For many organizations, understanding how to monitor, manage, secure, and audit authorization and access is difficult because the distinction between “authorization” and “authentication” is poorly defined.
The latest updates to the NIST Cybersecurity Framework are an important reminder of how quickly the threat landscape changes. Technology has greatly advanced; so have cyber security threats since the NIST framework was initially released in 2014. For example, consider the updates to the Identity & Access Control section of NIST. It was updated to clarify concepts such as authn and authz and to provide guidance on best practices for controlling machine identity and access. This is important as machine access starts to exceed human user access at an exponential rate. This is a trend largely driven by mass adoption of DevOps and digital transformation (DX) practices.
One of the reasons NIST was updated is because many vendors and systems purportedly solve “authorization and access management,” but in reality, they are actually identity (authentication) management solutions. As companies ramp up digital transformation (DX) efforts and move more data into highly connected or cloud-based systems, the consequences of this misunderstanding increases. The modern organization must provide both authentication and authorization management at scale, with an architecture that is cloud native, programmable, distributed and durable. In order to do so, however, they must first distinguish authn from authz, and then address each appropriately.
Understanding the Difference
Authn primarily deals with user identity: who is this person? Is she who she says she is? There are a large number of systems that handle this “checkpoint” level of identity and access management and help to reduce the number of credentials that a user needs to provide, often through single sign-on (or SSO).
Authz answers a different set questions, for example: what should this user or system be allowed to access (authz can manage service-to-service as well as user-to-service permissioning)? An authz platform might determine if a user is a developer, and then grant his/her permission to push source code to a Git repository, but prohibit the user from directly changing the software deployed into the production environment.
This is a critical distinction for organizations that have fast-moving infrastructure, such as those that are part of a DevOps initiative, or digital transformation where there is a push to move away from on-premises IT and towards a cloud-first future. The engine that drives DevOps is infrastructure-as-code. This enables operations teams to configure machines as code. These machines need access and privilege to do what they were programmed to do, but it is increasingly more difficult for security teams to keep track of who or what has access.
The move from monolithic on-premises servers to micro-services and containers complicates the authz and authn picture by introducing more privileged access, secrets and users / machines to authorize and authenticate. It is no longer only a question of “who is this person and what he/she wants to access.” Now, it is also a question of “what is this machine and what does it want to access.”
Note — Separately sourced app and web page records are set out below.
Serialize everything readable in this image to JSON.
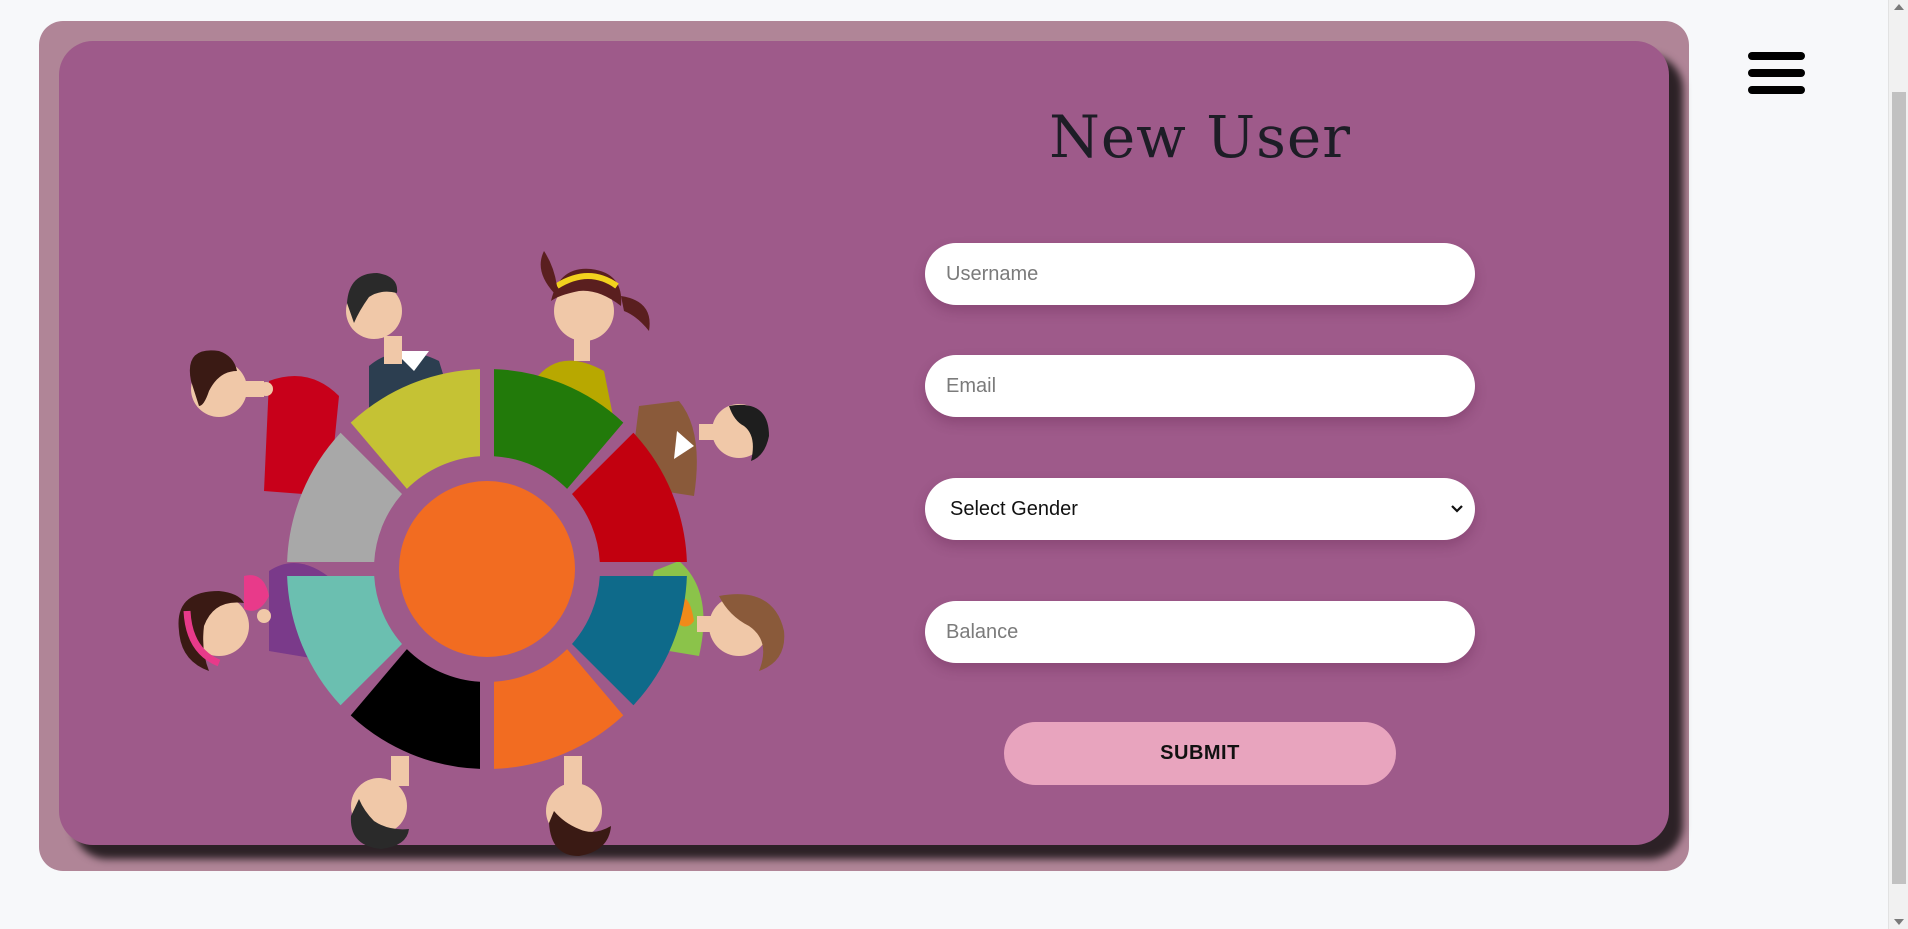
{
  "form": {
    "title": "New User",
    "username_placeholder": "Username",
    "email_placeholder": "Email",
    "gender_selected": "Select Gender",
    "balance_placeholder": "Balance",
    "submit_label": "SUBMIT"
  },
  "icons": {
    "menu": "hamburger-menu-icon",
    "select_arrow": "chevron-down-icon"
  },
  "colors": {
    "page_background": "#f7f8fa",
    "outer_card": "#b08597",
    "inner_card": "#9e5a8a",
    "submit_button": "#e8a4be",
    "input_background": "#ffffff",
    "title_text": "#1d1d26"
  }
}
In our experience, there are (at least) five use cases for authorization-as-a-service in the authz sense, none of which are handled by authn alone:
- Implementing role-based access controls (RBAC) for user-to-system and system-to-system permissions management.
- Keeping critical access keys out of code, off of hard drives and out of code repositories such as GitHub and GitLab.
- Generating audit reports to demonstrate regulatory compliance around access and authorization.
- Managing SSH keysand/or secrets at scale across dynamic systems.
- Gaining visibility into the total set of cloud systemsin use and seeing who has access to them.
Organizations Must Control Machine Access and Understand Authz and Authn
NIST is a largely voluntary compliance framework in the public sector, but it is still widely respected as a cyber security guide. However, compliance frameworks are a lagging indicator of the cyber security threat landscape because they address breaches that have occurred multiple times. This means that any organization that does not already have both authentication and authorization solutions with machine and application identity capabilities is a cyber security late adopter and at great risk of a breach.
Is your organization moving fast, embracing DevOps, digital transformation, and/or shifting infrastructure to the public cloud? Conjur open source and Conjur Enterprise have helped a number of organizations implement authorization-as-a-service as part of these initiatives and can help you too.
Editor’s Note: This article originally appeared July, 2014. It has been updated to reflect recent information.